If I had kept it and kept in good condition. That would be the closest I ever had to a retirement plan.
In February 1973, as a 10-year old, I bought the first edition of the new UK edition of Spider-Man Comics Weekly for 5 points from my local store – and addiction has continued for a couple of years.
Previously, my comic selection was something called Whizzer and Chips. Now Spider-Man introduced me to the dark and alarming world of adult superheroism that is associated with depression, frustration and failure for the girl. The terrible life of Peter Parker convincingly and temptingly imitated her banal humiliation; Therefore, her alter ego was a compelling challenge for fantasy.
His inventor, Stan Lee (until 1973 he was the publisher and chief commander, did not actually write any more), created the fun "editorial letters" for his fans, and soon we were dedicated to Hulk, Fantastic Four X-Men, Iron Man and others. – and is aware of Lee as an avuncular figure.
Marvel Comics is sometimes described as the "French New Wave" outfit for DC Comics for the environmentally friendly Hollywood studio world, whose work was more humble: Lee introduced real superheroes with real problems and real vulnerabilities.

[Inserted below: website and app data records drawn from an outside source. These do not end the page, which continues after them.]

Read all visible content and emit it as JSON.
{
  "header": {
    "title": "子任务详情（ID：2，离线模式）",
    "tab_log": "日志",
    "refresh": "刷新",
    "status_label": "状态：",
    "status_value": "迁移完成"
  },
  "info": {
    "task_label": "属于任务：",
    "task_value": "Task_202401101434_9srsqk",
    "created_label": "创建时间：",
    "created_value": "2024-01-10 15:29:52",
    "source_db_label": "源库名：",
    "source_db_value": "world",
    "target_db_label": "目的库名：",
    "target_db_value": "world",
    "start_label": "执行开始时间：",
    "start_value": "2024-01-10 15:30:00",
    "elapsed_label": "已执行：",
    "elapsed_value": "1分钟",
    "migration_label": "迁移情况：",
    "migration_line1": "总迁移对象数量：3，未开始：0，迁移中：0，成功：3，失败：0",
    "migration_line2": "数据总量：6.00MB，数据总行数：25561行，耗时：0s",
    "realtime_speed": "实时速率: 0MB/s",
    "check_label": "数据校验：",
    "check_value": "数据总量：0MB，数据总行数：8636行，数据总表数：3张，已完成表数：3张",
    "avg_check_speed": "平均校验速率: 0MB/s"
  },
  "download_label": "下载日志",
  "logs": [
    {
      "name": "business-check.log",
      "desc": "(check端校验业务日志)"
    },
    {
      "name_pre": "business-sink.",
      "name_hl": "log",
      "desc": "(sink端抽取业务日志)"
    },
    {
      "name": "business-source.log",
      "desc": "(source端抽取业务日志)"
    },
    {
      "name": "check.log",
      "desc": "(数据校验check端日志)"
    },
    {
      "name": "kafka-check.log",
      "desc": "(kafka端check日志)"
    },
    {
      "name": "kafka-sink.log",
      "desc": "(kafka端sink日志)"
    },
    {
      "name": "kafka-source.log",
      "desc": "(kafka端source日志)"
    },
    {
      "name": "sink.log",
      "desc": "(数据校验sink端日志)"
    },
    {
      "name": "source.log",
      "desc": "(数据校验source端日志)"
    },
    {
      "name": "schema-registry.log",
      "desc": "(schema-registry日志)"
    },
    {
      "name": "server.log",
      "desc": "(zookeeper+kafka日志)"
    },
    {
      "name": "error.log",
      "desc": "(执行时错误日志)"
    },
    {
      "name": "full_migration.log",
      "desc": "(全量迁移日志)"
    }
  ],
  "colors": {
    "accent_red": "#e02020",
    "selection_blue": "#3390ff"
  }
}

So to some extent it's strange that Marvel really used his huge myths of films for the very end of the 90's. There were men in black; The first Blade was terrific, and the first X-Men was challenging, exciting and strange. Then Spider-Man started in 2002, reminding me of my long lost luck, and now this character seems to be getting more often than Doctor Who. And almost every time Lee gave herself a hamster cat.
For less than 20 years, Lee had become a commanding officer, the film's superhero god Odin. That was if he had always been there. To a large extent thanks to Lee and what he created, now superhero films dominate the landscape for good or bad.
These are modern Hollywood tentpoints: they are not New Wave, but also the theory that actors can not really make it big until they are ready to drag on a superhero costume with a strong lycra. A democratic business that talks fans through social media and honestly attends fan clubs: this is the concept that Lee and Marvel have set up very much. And the whole idea of a franchise – where else did it happen, but in a comic book – a continual repetition of one set of characters?
On a very late day, Lee became Hollywood's last great maker of mole: Walt Disney from masquerade fighters. He seems to have existed before and after someone like Pixar John Lassiter – he started a comic book at the end of the 1930s, but his work, however, was very recent.
In some ways, after retirement, he became a serious Hollywood figure and was definitely one of the few active players who had seen an active US military service during the Second World War. When he appeared as a veteran veteran Avenger of Age of Ultron or a Captain America movie, it would have been very personal.
Lee and Marvel always had a touch of Midas: when they abandoned their rights to Hulku at the beginning of the last decade, Ang Lee's director released a version of the movie I really liked, but elsewhere I got very cool. When Marvel re-acquired the rights to the Hulk, the result was first surprisingly terrible film with Edward Norton – and Hulk only really came in as part of the Avengers.
Now that in commercial Hollywood dominated by leaders and focus groups, the real individual who visually brings a shot is a real rarity. Probably Stan Lee is the latest of this kind: the American pop culture legend.